Tamil relatives still waiting for news from migrants
As Ottawa continues to sort out the identities of the 492 Tamil migrants who landed in British Columbia last week, many Canadian Tamils are still awaiting confirmation that their family members made the trip to Canada.
Neerja Ganeshalingam's family is waiting to find out what happened to 11 relatives who boarded a boat several months ago.
Due to the timing of their departure, Ganeshalingam believes they were likely on board the MV Sun Sea -- the ship that sailed from Thailand and arrived in B.C. on Friday.
"I suspect that because I have a grandmother who lives in Sri Lanka who has told us that these 11 members of my family boarded a boat around the same time of the departure of this boat," Ganeshalingam told CTV's Canada AM from London, Ont., on Wednesday morning.
But her Canadian family won't be sure until they hear from their Sri Lankan relatives directly.
"We haven't had contact with them for up to six months now," Ganeshalingam said. "So we have no idea."
For now the people who landed in B.C. are being housed in local detention facilities while they await detention hearings. On Tuesday, 78 hearings were held, with some migrants appearing in-person before Immigration and Review Board officials and others by telephone.
The IRB has allowed reporters into the current hearings, which are often closed. The Canadian Tamil Congress and the Transnational Government of Tamil Eelam have not been allowed to attend.
In the aftermath of Sri Lanka's long and bloody civil war, Ganeshalingam said the Tamil people have been left with little chance of rebuilding the lives they used to have.
"The war in Sri Lanka is officially over as we all know it, but the conditions are not much better," she said.
Ganeshalingam said "their homes are not there anymore, their schools are not there, their hospitals are all gone."

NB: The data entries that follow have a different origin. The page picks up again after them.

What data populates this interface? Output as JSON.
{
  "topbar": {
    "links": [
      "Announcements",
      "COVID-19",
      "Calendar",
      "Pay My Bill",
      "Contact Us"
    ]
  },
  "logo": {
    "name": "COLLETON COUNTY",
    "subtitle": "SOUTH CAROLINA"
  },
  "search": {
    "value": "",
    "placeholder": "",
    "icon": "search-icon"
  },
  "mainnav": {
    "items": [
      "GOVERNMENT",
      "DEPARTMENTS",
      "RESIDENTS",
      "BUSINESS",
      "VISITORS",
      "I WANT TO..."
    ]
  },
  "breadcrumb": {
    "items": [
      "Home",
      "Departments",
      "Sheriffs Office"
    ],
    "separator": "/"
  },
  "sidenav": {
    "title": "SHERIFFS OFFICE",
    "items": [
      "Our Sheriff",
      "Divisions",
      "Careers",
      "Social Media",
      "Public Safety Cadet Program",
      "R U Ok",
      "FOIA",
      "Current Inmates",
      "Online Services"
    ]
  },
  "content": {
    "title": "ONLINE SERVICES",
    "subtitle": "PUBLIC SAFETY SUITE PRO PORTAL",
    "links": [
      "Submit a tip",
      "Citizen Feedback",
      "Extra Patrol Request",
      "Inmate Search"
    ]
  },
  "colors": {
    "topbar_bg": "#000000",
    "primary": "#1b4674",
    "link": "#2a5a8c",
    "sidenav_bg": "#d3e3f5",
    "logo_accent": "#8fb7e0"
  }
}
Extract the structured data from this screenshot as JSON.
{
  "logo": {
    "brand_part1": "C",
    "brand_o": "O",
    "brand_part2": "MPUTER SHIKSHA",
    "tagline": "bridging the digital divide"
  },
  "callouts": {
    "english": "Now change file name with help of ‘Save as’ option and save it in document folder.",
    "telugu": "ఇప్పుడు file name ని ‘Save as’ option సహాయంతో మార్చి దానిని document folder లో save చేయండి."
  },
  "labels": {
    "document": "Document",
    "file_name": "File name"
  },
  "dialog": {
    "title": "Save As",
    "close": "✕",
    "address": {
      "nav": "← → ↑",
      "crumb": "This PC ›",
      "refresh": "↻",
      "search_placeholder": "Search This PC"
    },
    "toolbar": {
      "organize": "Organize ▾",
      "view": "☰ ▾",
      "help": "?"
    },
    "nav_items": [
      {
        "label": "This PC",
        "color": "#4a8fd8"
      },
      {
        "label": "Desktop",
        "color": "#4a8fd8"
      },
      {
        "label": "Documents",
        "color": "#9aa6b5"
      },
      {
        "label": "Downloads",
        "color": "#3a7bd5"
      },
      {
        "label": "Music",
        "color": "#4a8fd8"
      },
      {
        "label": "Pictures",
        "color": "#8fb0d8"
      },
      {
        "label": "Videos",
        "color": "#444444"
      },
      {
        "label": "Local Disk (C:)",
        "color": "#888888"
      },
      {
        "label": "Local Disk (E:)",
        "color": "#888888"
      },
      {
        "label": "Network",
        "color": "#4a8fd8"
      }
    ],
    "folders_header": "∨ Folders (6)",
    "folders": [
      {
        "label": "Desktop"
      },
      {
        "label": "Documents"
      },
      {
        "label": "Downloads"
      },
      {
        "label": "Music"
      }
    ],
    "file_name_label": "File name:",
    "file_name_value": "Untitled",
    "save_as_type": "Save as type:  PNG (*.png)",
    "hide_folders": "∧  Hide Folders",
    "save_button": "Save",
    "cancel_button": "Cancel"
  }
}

In Ganeshalingam's own family, at least 10 people died as a result of the war. After so much loss, she said that the family members that have fled Sri Lanka simply have "no hope for maintaining the same life that they had before."
With files from The Canadian Press